Hummus has become part of our national diet.
While it is not the staple food it is in Israel, supermarket fridges up and down the UK brim with the chickpea-packed paste.
However, according to Christian Mouysset and Ronen Givon - owners of Hummus Bros Levantine Kitchen - what we can buy here is a far cry from the real deal.
In their book of the same name - published this week - the pair term supermarket hummus as "sour slurry, seasoned with preservatives and solid enough to re-tile the bathroom".
"Hummus is a very sensitive product and deteriorates quickly if you make it freshly. As soon as you add lemon to tahini it starts to change, so that it is not as good even the next day. So manufacturers add preservatives, which makes it taste totally different," explains Israeli-born Givon.
And Givon and Mouysset should know: each night, from 10pm until 8am, their chefs churn out 200kg of it to sell in their four central London Hummus Bros eateries; getting through an impressive three to four tonnes of chickpeas each month.
"First they must sort through the chickpeas, then boil them with bicarbonate of soda. The bicarbonate speeds up the softening process. Once they are soft, they are ground with tahini," explains Mouysset.
The hummus is made to a recipe developed by the duo - who are not actually brothers - after deciding that they wanted to build a business selling hummus.
"We studied computer sciences at Cambridge University, and in our third year, both switched to studying economics. We got on well and knew that we wanted to work together," recalls Mouysset.
They completed their studies in 2003, and went their separate ways. A year later they were reunited and hit upon hummus as a potential business idea.
Givon, who came to the UK aged 11 with his parents, but returned to Israel after school to do his military service, says hummus became his "obsession" in his teens. In the book's introduction, he recalls how he and his Israeli friends would sit in Tel Aviv's hummus places and debate "which was cleaner, tastier, grainer". He and his friends would put the world to rights over bowls of the chickpea product.
"In Israel, it was man's food. It was our fast food; we didn't eat burgers. It was tasty and accessible," he recalls.
Here in the UK, the perception of hummus is entirely different.
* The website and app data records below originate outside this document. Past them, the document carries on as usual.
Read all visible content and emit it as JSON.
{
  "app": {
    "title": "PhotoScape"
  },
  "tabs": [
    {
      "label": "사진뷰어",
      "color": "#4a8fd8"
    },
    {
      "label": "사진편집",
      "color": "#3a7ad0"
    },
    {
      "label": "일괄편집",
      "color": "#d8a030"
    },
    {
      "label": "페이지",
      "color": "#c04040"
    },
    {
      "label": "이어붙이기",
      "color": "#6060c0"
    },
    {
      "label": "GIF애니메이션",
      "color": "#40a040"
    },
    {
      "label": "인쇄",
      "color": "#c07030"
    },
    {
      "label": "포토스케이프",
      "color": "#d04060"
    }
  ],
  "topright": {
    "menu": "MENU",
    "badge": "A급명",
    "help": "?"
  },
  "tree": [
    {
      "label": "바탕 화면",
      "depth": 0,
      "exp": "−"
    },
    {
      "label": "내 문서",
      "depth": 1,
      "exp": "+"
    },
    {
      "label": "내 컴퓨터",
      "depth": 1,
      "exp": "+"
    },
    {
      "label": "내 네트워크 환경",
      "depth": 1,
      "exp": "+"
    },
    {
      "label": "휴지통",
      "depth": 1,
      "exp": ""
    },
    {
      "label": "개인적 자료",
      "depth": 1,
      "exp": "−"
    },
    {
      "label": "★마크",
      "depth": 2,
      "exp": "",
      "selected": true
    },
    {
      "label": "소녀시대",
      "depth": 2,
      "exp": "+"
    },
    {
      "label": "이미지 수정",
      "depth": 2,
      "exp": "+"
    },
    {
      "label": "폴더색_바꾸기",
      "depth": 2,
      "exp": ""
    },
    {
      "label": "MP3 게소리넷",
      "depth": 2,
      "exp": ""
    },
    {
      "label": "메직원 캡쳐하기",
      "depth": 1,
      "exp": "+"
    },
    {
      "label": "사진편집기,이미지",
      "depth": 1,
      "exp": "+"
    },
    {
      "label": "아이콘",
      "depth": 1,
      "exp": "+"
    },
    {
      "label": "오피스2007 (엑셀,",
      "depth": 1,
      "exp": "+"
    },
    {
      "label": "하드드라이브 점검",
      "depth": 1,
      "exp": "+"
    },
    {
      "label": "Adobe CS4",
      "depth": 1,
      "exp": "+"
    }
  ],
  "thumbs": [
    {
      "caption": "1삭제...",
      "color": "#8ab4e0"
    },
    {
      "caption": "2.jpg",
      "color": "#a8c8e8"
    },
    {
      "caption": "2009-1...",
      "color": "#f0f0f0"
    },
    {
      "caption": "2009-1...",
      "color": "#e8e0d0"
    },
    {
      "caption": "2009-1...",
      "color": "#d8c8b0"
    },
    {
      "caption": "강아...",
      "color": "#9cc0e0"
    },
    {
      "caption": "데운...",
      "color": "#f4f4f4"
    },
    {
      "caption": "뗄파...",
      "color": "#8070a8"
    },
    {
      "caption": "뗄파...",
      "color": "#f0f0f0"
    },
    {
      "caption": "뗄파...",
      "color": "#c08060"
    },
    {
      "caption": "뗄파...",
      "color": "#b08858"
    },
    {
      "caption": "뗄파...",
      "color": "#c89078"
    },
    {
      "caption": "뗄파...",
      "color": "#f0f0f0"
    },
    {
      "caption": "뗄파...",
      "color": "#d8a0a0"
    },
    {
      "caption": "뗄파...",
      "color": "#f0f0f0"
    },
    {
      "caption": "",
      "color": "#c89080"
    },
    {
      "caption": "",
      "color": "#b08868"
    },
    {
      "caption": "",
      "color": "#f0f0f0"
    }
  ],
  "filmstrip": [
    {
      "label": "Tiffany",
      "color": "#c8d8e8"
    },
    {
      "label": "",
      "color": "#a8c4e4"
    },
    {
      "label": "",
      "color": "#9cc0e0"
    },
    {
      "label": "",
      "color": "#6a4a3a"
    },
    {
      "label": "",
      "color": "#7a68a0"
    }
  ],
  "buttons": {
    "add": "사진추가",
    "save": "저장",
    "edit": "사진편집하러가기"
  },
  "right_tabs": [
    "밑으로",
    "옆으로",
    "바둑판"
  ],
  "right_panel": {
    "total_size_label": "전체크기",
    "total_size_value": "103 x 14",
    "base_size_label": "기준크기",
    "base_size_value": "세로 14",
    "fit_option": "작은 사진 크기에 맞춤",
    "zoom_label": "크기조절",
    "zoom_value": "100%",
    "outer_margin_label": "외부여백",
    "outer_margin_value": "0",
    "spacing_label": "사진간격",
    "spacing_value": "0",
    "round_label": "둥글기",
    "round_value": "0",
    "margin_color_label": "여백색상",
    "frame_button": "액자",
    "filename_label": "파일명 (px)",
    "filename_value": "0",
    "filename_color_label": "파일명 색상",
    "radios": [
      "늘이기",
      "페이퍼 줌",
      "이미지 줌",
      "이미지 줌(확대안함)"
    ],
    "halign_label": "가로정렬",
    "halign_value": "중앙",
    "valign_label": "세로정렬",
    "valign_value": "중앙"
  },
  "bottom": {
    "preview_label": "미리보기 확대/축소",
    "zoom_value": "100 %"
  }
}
"There were no hummus brands here on the high street or in supermarkets," says French-born Mouysset. So he and Givon experimented with recipes until they were happy, and started taking it to local markets in north west London to gauge public reaction.
They worked hard to find the best chickpeas, importing tahini direct from Israel. It was a credit to their sourcing that when Israeli restaurant, The Palomar, opened in London this year, co-owner, Yossi Elad - a friend of Givon's from Israel - asked if the pair could supply The Palomar's tahini too.
By day, the service style of their London outlets is over the counter, but it is not fast food - a description conjuring up all number of unhealthy deep-fried delights. In the book the authors reinforce how good hummus is for you.
"Chickpeas are very healthy because they do not contain any cholesterol or saturated fats. They are also rich in protein. Tahini is also high in protein and is a great source of valuable calcium."
As London's first hummus outlet, the challenge has been persuading people that hummus is more than a dip.
"We add toppings and turn it into a meal with chicken or guacamole in order to get people in. After a few tries, customers try it with more Israeli toppings like fava beans," explains Givon.
The book shares their recipe for hummus and for some of the toppings, side dishes, salads, breads and desserts served in their restaurants. Inspiration is drawn from the Levant - or Eastern Mediterranean countries, which include Israel, Syria, Lebanon and Turkey.
The pair are clear on the essentials for the perfect hummus, warning that it will take time to allow for the overnight soaking and long cooking of chickpeas.
"In Israel, most people don't bother making it as it is relatively low-cost to buy and a bit of an art to make," laughs Givon.
If you want to taste authentic hummus then you may want to invest the time. If it all sounds a bit of a faff, then you know where to go to try the real deal.